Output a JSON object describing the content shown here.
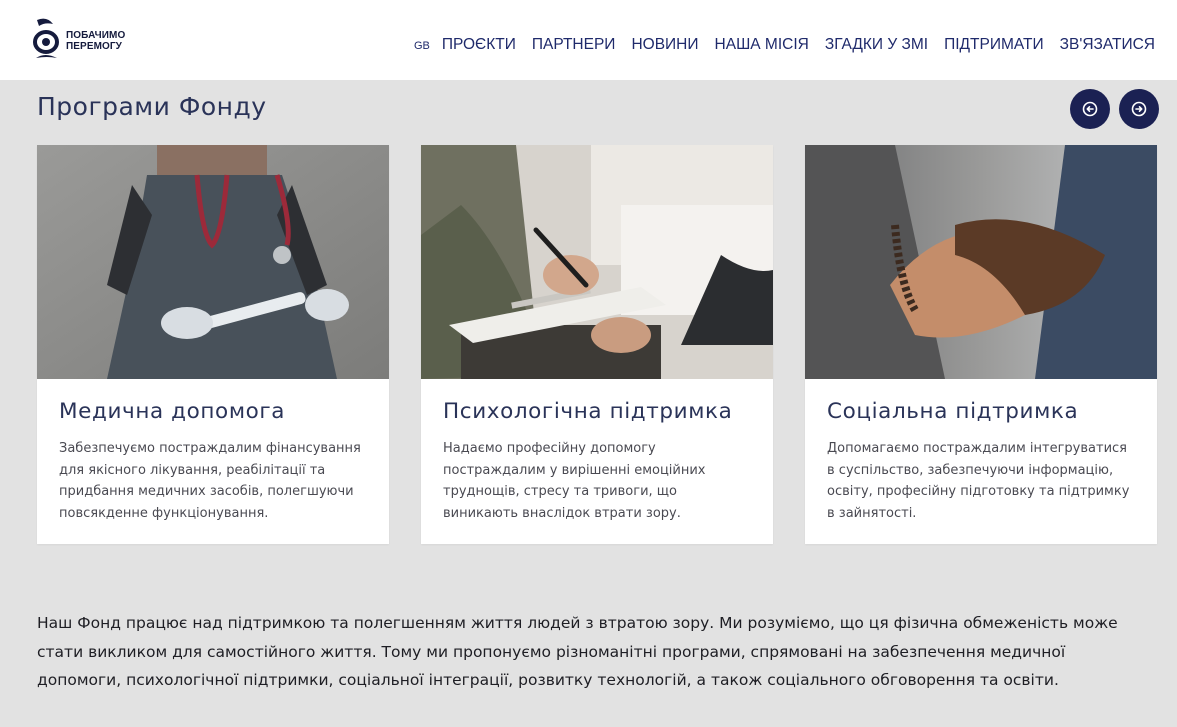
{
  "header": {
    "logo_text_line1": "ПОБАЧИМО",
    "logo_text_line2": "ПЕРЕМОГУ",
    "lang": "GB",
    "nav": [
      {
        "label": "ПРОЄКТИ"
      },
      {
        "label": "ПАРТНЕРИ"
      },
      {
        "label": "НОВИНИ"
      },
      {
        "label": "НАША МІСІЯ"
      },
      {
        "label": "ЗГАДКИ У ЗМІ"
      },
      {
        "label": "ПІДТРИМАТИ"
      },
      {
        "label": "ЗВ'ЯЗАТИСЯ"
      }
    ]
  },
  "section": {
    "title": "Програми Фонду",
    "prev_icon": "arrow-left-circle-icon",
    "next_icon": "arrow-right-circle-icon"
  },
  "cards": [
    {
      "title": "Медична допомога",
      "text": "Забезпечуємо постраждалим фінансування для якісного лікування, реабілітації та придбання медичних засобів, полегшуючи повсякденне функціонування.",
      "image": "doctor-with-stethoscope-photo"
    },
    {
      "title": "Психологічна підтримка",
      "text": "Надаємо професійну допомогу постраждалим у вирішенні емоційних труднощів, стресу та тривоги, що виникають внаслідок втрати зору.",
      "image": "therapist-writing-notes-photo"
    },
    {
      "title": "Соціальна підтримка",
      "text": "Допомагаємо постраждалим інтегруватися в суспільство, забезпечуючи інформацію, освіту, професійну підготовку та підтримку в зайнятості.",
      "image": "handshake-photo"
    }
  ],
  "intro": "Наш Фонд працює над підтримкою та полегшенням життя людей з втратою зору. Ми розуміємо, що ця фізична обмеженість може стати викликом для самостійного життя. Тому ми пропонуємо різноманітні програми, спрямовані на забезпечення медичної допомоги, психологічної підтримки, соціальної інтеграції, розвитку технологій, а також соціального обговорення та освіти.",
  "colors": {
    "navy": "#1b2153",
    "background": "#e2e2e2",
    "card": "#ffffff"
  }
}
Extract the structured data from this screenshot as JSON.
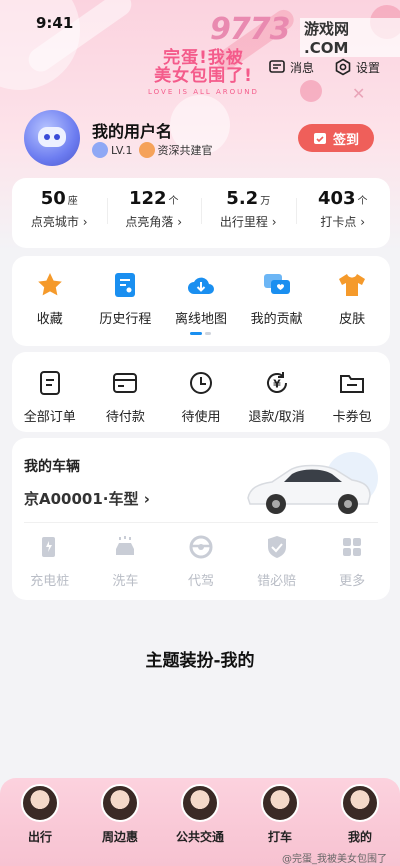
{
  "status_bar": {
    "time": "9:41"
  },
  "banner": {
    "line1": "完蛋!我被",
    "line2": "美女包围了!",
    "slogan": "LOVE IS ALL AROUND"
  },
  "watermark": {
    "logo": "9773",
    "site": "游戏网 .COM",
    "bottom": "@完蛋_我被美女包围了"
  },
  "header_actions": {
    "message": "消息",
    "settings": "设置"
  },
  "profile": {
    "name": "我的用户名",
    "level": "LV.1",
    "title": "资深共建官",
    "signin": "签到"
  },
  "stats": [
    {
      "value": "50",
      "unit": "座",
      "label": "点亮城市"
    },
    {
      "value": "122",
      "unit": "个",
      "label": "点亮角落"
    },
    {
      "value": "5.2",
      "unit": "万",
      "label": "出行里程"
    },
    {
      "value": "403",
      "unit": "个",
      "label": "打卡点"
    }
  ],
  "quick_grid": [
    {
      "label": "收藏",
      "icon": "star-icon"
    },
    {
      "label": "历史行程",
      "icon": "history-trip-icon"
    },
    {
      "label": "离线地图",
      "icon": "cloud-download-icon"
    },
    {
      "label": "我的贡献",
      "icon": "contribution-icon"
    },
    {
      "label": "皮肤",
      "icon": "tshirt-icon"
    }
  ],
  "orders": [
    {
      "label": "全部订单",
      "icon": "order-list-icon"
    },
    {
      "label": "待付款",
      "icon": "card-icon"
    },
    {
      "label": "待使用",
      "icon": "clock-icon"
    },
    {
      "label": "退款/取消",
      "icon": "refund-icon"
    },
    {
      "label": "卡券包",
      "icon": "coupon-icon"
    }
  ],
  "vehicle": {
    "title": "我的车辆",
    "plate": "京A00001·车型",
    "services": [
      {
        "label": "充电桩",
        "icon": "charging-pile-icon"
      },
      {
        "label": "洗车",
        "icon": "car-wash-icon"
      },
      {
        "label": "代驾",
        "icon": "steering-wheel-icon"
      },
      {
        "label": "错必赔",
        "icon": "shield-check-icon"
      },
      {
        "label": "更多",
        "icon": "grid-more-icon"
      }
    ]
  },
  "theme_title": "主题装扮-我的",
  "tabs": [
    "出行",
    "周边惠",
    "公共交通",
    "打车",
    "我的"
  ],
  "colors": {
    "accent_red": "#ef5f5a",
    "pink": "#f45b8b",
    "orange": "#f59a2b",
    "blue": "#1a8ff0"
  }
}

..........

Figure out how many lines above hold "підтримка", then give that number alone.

## Response to this task
2